At $180 for the 32GB model (or $200 for 64GB), the Apple TV is definitely on the high-end side of streaming devices. But, if you already have an iPhone, iPad and/or Mac computer, you're going to find trouble finding a better streaming set-top box for you. And as a bonus, if you buy one right now, Apple is throwing in a free year to its upcoming streaming service Apple TV+.
PlayStation 4 Pro

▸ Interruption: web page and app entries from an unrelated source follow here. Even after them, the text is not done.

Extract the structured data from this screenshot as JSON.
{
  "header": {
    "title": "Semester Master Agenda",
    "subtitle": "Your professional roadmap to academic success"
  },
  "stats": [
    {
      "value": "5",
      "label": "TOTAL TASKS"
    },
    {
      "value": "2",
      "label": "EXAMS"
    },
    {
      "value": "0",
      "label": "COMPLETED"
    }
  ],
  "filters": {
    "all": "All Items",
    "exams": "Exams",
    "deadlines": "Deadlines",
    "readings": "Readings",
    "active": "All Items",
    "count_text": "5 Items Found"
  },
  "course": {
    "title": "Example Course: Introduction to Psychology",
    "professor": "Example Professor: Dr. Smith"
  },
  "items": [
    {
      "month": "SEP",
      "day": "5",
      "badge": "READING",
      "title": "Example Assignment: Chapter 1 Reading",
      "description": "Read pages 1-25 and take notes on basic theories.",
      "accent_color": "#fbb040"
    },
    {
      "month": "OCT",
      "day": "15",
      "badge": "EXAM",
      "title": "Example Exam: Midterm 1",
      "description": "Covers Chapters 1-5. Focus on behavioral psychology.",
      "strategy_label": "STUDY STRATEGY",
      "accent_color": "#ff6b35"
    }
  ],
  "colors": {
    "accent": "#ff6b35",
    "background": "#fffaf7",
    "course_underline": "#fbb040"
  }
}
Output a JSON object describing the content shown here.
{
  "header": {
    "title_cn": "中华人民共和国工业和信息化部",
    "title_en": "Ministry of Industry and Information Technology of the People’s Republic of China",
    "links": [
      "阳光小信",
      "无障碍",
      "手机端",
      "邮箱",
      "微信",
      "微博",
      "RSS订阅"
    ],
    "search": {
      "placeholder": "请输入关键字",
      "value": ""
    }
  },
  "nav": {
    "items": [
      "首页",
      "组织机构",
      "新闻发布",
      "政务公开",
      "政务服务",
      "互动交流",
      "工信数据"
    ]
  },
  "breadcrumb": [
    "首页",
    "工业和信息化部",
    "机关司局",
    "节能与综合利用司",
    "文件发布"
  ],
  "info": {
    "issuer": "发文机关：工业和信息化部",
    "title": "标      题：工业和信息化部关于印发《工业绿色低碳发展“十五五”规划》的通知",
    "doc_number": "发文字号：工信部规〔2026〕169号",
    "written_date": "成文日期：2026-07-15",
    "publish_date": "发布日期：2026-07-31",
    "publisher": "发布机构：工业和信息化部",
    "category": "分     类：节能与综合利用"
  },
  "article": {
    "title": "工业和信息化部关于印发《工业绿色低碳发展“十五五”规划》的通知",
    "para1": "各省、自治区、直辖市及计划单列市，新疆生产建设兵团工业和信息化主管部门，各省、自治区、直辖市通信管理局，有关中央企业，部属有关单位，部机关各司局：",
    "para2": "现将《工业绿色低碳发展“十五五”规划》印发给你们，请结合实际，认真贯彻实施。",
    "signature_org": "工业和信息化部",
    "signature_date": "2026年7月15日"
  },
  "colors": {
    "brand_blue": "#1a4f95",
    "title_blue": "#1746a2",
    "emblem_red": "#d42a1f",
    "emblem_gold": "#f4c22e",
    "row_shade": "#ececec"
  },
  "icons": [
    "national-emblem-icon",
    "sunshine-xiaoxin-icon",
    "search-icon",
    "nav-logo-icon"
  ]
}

In case you want a lot more than what the Chromecast Ultra or Streaming Stick+ can give you, then look no further than the latest gaming consoles. And with Sony's PlayStation 4 Pro, not only will you get access to apps from Netflix, Amazon Video, HBO, Hulu and all the other big streaming apps, but you'll get them in 4K and HDR, too -- assuming they support it and you're subscribed to the right plan, of course. Sony also has its own PlayStation Store, which lets you purchase new (and old) movies and TV shows right on your console. In case it wasn't clear the first time, what's better about the PS4 Pro compared to the regular PS4 is that you can watch content in 4K.
Now, although you can play games on streaming devices like the Apple TV 4K, the best of the best will be on the PlayStation 4 Pro in ultra high-definition. It helps Sony that many of the top-rated games of the past years, like Marvel's Spider-Man, are available exclusively on PS4, and look especially good on the Pro console. The PS4 Pro may not be designed as a streaming set-top box first and foremost, but it works great as one. And let's not forget you also have access to PlayStation Now, if you're willing to pay the $20 per month for Sony's game-subscription service.
Sure, you're going to have to shell out $399 for the PlayStation 4 Pro, which is more than the Apple TV 4K, Chromecast Ultra and Roku Streaming Stick+ put together. But where else are you gonna be able to watch a Netflix show or movie in 4K and then, on the same device, start playing God of War right away after you get tired of watching TV?
Xbox One S All-Digital Edition
There may not be a device that celebrates the golden era of streaming more than Microsoft's Xbox One S All-Digital Edition. It's a gaming console that doesn't take any discs, a move by the company that shows where it believes the future of home entertainment is headed. Like Sony's PlayStation 4 Pro, the All-Digital Edition of the Xbox One S has apps for Netflix, Hulu, HBO Go, Sling TV, ESPN and the rest of the usual streaming suspects. And it, too, supports 4K and HDR video. It goes further, however, with support for HDR standards like Dolby Vision, and sound formats like DTS:X and Dolby Atmos.
But there is one major difference between the PS4 Pro and the Xbox One S All-Digital Edition, aside from the disc-less aspect of it: Microsoft's console doesn't do 4K games, which makes it way cheaper. It's also not much more than an Apple TV 4K, either, and with the All-Digital One S you're getting a lot more flexibility. Naturally, Microsoft has its own digital store too, where you can buy or rent movies and shows to stream from the Xbox One S All-Digital Edition -- in addition to the content you can get from apps such as Netflix.
Microsoft's all-digital console is basically an all-in-one-entertainment hub. You can stream movies, TV shows and music, download and play video games and even browse websites with the Internet Explorer app -- all in the same device. The best deal to be had is a bundle which includes the console and three titles: Minecraft, Sea of Thieves and Forza Horizon 3. This is a lot more than just a Netflix-streaming machine.
Images: Will Lipman Photography for Engadget